Thursday October 20th – Northern Baffin Bay and Gibbs Fiord
As we had quit the Nares Strait transect earlier than expected, the opportunity presented itself to work a couple of stations on the northeast coast of Baffin Island that had had to be abandoned during a previous leg of the cruise due to bad weather. These stations, termed Gibbs-01 and Gibbs-02 were to be “basic” stations, with box core, plankton nets, benthic cameras, trawls, CTD and rosettes. They would also give the iceberg imaging team a chance to finally get their equipment working before their last pass at a large berg off Clyde Inlet along the Baffin coast. So it was towards Baffin that we steamed through smooth new ice. On our way we passed an area where seals were seen in great abundance, over a thousand of them hauled out on the new ice and seemingly unperturbed by the passage of the ship.

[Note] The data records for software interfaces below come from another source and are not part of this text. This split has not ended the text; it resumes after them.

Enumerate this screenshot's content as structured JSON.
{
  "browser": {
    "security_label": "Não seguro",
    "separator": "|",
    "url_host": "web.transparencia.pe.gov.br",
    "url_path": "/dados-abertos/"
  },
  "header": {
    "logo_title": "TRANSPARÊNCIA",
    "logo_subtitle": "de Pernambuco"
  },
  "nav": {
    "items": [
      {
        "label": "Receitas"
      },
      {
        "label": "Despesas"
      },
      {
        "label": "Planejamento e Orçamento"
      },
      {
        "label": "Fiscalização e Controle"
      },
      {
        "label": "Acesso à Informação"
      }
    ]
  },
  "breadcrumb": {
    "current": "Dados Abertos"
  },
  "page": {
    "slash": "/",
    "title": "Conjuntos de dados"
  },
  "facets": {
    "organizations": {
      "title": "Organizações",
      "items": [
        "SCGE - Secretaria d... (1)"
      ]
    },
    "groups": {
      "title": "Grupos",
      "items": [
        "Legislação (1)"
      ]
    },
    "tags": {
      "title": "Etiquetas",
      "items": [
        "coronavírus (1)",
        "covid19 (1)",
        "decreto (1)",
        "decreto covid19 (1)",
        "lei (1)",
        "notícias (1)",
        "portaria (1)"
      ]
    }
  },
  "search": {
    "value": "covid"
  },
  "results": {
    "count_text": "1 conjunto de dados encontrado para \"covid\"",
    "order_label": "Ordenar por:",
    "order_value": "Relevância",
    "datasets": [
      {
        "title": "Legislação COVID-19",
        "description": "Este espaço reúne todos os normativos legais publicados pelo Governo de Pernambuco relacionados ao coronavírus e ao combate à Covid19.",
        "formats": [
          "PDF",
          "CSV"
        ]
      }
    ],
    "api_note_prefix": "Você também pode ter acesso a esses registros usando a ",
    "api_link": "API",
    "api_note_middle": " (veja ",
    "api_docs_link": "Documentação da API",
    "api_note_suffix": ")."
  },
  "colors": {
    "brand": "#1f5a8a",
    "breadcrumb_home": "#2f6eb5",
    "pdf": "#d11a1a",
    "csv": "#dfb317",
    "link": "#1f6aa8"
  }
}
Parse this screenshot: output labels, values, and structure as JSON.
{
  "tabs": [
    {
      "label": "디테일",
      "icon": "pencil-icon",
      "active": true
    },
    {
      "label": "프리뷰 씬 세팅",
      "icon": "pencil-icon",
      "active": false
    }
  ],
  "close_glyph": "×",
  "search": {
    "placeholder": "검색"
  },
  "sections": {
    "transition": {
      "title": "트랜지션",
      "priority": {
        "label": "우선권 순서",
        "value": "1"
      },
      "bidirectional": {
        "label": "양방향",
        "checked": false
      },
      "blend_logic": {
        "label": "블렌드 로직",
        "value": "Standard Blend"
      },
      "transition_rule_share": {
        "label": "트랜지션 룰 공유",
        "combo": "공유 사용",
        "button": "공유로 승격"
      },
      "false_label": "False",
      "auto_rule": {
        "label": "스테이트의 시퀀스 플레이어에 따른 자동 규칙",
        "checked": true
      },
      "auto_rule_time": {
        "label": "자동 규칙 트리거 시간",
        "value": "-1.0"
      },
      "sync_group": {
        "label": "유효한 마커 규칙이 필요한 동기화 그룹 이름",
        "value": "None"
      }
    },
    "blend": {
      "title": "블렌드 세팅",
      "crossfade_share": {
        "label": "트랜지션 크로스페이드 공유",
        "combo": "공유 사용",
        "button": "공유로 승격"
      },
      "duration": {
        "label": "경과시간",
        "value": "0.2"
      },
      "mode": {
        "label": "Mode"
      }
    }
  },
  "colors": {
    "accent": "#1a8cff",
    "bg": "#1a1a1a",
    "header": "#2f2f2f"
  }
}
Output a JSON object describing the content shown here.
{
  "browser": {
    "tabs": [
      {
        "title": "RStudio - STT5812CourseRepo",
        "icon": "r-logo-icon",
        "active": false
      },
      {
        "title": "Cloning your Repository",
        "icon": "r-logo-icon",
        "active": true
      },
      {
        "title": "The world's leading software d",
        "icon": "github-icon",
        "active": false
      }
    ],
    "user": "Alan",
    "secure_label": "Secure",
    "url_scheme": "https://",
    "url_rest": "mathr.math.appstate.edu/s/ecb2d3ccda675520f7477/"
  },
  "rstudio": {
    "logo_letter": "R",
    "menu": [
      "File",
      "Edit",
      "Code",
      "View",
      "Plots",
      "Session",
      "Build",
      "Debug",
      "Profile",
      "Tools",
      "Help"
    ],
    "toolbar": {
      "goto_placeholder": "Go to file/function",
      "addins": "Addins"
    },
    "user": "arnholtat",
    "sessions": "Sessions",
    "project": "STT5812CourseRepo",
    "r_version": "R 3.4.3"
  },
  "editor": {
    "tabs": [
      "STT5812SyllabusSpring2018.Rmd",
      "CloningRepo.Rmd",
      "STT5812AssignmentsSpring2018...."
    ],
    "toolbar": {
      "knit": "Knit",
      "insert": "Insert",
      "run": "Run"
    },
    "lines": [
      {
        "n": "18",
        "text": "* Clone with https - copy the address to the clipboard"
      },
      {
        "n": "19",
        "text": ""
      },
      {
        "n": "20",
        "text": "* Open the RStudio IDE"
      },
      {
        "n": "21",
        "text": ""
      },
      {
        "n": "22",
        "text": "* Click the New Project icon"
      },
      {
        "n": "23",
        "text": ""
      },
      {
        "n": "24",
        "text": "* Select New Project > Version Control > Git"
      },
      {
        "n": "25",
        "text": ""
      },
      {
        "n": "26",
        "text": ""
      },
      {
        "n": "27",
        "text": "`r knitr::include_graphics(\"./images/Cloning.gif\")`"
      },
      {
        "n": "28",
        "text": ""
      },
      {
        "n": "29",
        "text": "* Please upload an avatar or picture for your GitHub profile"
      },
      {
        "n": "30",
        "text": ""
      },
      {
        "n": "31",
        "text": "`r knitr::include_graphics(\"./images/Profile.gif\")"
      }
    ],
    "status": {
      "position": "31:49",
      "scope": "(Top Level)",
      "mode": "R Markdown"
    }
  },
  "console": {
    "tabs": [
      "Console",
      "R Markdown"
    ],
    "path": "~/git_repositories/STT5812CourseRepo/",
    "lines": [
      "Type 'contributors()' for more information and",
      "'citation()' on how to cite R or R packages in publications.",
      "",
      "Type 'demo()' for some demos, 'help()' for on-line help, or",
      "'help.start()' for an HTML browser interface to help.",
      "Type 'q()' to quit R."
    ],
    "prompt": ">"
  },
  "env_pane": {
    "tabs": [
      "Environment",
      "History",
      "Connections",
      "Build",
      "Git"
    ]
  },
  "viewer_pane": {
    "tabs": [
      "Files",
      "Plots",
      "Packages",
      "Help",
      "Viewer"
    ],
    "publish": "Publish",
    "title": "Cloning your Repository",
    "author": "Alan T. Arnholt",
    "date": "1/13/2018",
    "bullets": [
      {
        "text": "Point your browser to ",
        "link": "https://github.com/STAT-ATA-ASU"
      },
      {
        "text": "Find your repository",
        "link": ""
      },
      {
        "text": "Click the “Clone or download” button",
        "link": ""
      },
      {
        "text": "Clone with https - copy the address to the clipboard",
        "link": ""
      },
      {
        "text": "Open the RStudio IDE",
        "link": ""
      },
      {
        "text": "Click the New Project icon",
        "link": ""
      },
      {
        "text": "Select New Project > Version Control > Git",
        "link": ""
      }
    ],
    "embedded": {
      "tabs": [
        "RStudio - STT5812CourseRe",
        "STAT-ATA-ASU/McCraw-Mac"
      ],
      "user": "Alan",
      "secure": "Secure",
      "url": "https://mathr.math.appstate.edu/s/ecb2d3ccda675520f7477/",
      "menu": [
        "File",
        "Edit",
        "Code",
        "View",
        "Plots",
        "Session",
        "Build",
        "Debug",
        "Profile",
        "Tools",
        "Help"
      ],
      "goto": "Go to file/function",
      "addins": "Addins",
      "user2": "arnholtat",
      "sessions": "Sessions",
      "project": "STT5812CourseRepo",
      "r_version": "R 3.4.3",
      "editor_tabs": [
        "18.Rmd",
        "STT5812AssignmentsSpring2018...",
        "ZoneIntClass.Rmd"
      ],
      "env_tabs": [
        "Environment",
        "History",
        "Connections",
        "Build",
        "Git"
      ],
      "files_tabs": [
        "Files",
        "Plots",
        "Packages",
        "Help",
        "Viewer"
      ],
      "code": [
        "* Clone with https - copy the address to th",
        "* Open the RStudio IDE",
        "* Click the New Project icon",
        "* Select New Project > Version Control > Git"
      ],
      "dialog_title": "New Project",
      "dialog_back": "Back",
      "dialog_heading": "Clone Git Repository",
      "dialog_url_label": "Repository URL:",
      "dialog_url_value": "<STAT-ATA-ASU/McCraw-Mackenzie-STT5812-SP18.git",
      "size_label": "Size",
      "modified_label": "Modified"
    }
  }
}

We arrived on the first of the two Baffin stations, Gibbs-02, to take the box core at around 2000hrs in a driving blizzard. As we worked on the foredeck, the snow was accumulating around us. Something pretty epic about working under such taxing conditions, at night, on a pitching deck in the flying snow! That station complete, we steamed through the darkness and snow into the depths of Gibbs Fiord.